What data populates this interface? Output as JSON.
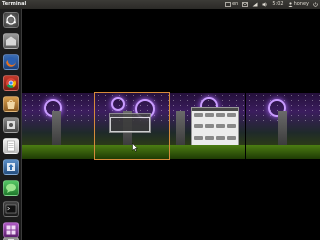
{
  "top_panel": {
    "app_title": "Terminal",
    "keyboard_layout": "en",
    "time": "5:02",
    "user": "honey"
  },
  "launcher": {
    "items": [
      {
        "name": "dash-home-icon",
        "color": "#666666"
      },
      {
        "name": "home-folder-icon",
        "color": "#8a8a8a"
      },
      {
        "name": "firefox-icon",
        "color": "#e8721c"
      },
      {
        "name": "chrome-icon",
        "color": "#3ba14b"
      },
      {
        "name": "software-center-icon",
        "color": "#c87530"
      },
      {
        "name": "system-settings-icon",
        "color": "#777777"
      },
      {
        "name": "text-editor-icon",
        "color": "#e8e8e8"
      },
      {
        "name": "update-manager-icon",
        "color": "#3a7bbd"
      },
      {
        "name": "messaging-icon",
        "color": "#3fb34f"
      },
      {
        "name": "terminal-icon",
        "color": "#2c2c2c"
      },
      {
        "name": "workspace-switcher-icon",
        "color": "#8c3aa0"
      },
      {
        "name": "trash-icon",
        "color": "#7a7a7a"
      }
    ]
  },
  "workspaces": {
    "count": 4,
    "selected_index": 1,
    "accent_color": "#d58a3a"
  }
}
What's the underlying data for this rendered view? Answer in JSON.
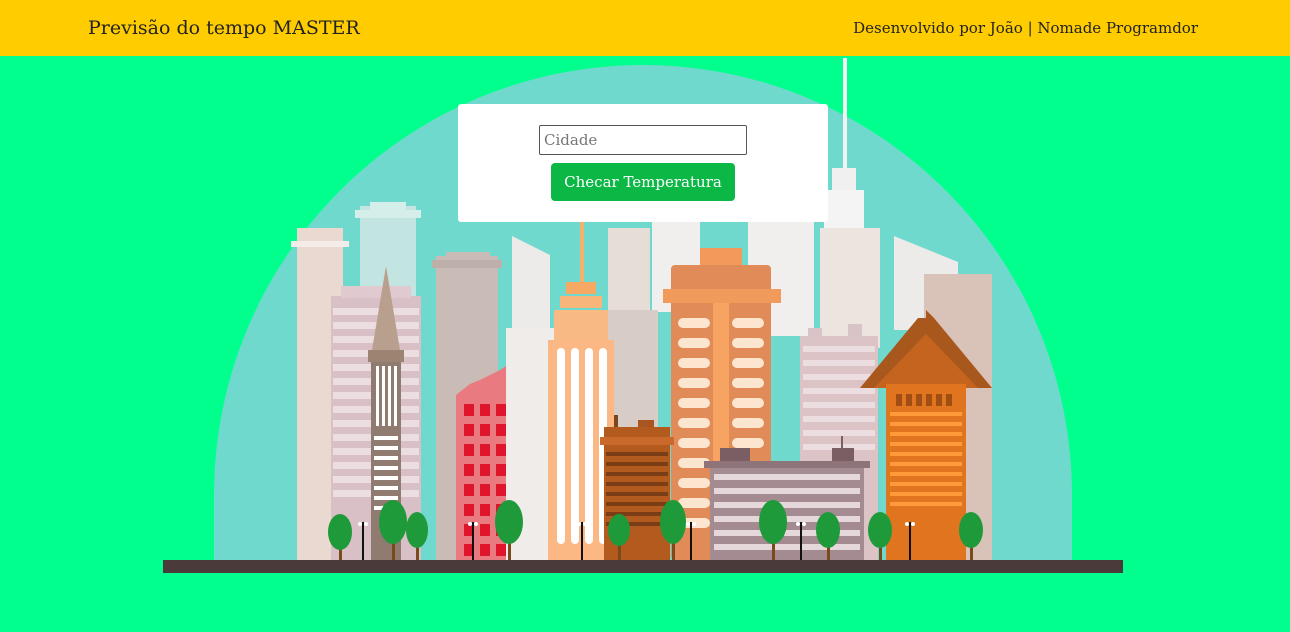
{
  "header": {
    "title": "Previsão do tempo MASTER",
    "credit": "Desenvolvido por João | Nomade Programdor"
  },
  "form": {
    "city_placeholder": "Cidade",
    "city_value": "",
    "submit_label": "Checar Temperatura"
  },
  "colors": {
    "header_bg": "#ffcc00",
    "page_bg": "#00ff8c",
    "dome": "#6fd9ce",
    "button": "#0cb845",
    "ground": "#4a3a3a"
  },
  "illustration": {
    "subject": "city-skyline"
  }
}
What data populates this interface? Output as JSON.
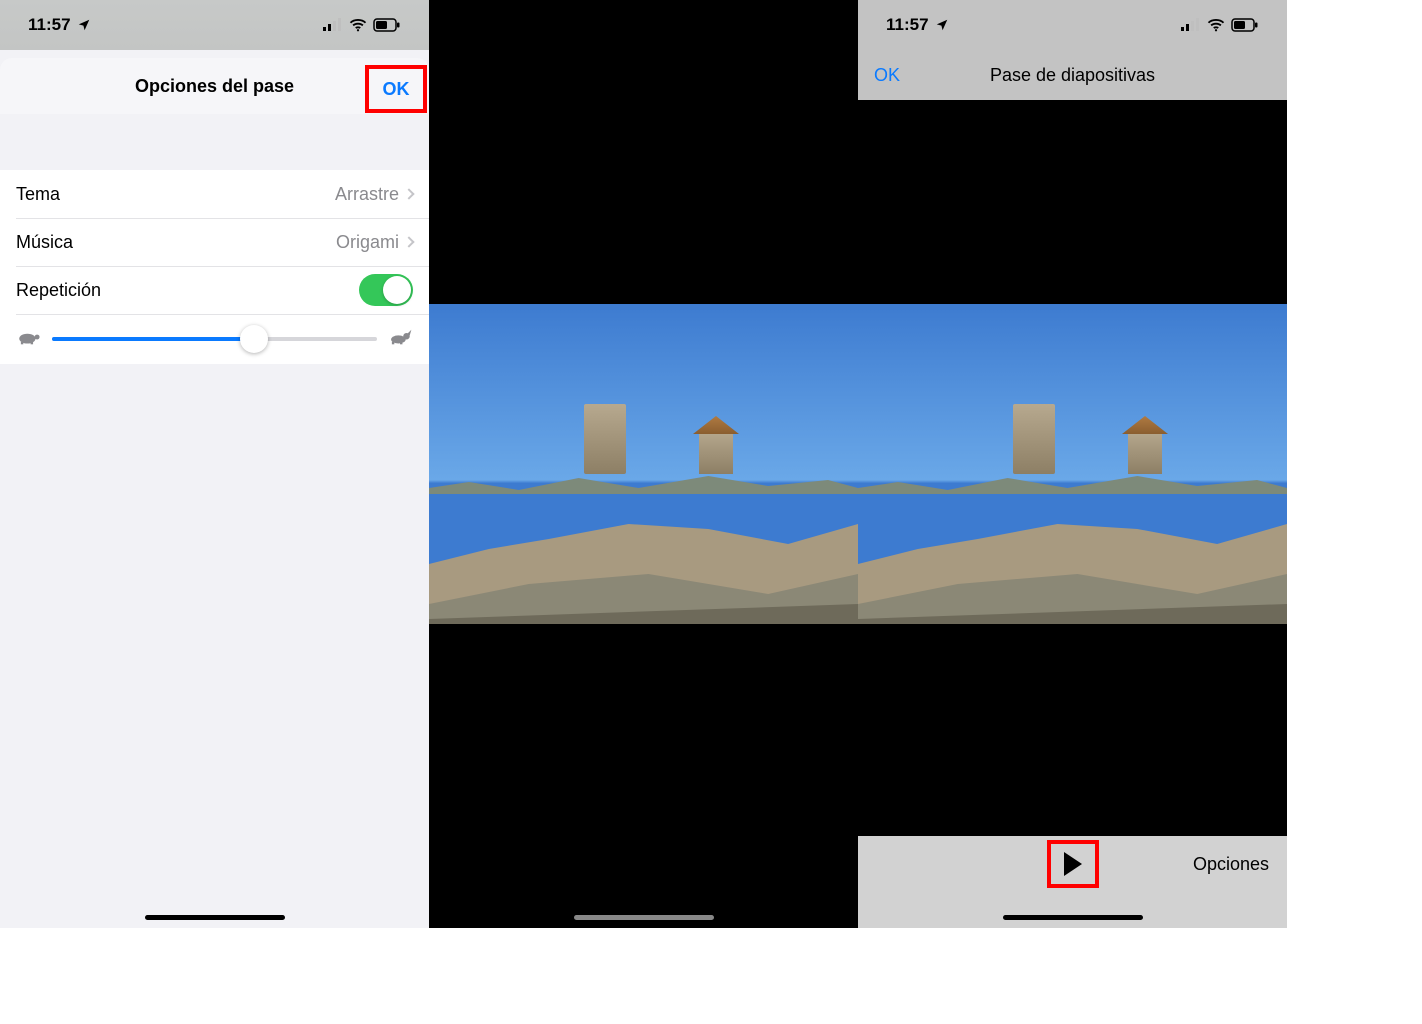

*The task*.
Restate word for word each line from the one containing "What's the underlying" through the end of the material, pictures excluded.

*Answer area*.
What's the underlying data for this rendered view? Answer in JSON.
{
  "header": {
    "title": "Previsão do tempo MASTER",
    "credit": "Desenvolvido por João | Nomade Programdor"
  },
  "form": {
    "city_placeholder": "Cidade",
    "city_value": "",
    "submit_label": "Checar Temperatura"
  },
  "colors": {
    "header_bg": "#ffcc00",
    "page_bg": "#00ff8c",
    "dome": "#6fd9ce",
    "button": "#0cb845",
    "ground": "#4a3a3a"
  },
  "illustration": {
    "subject": "city-skyline"
  }
}
What data populates this interface? Output as JSON.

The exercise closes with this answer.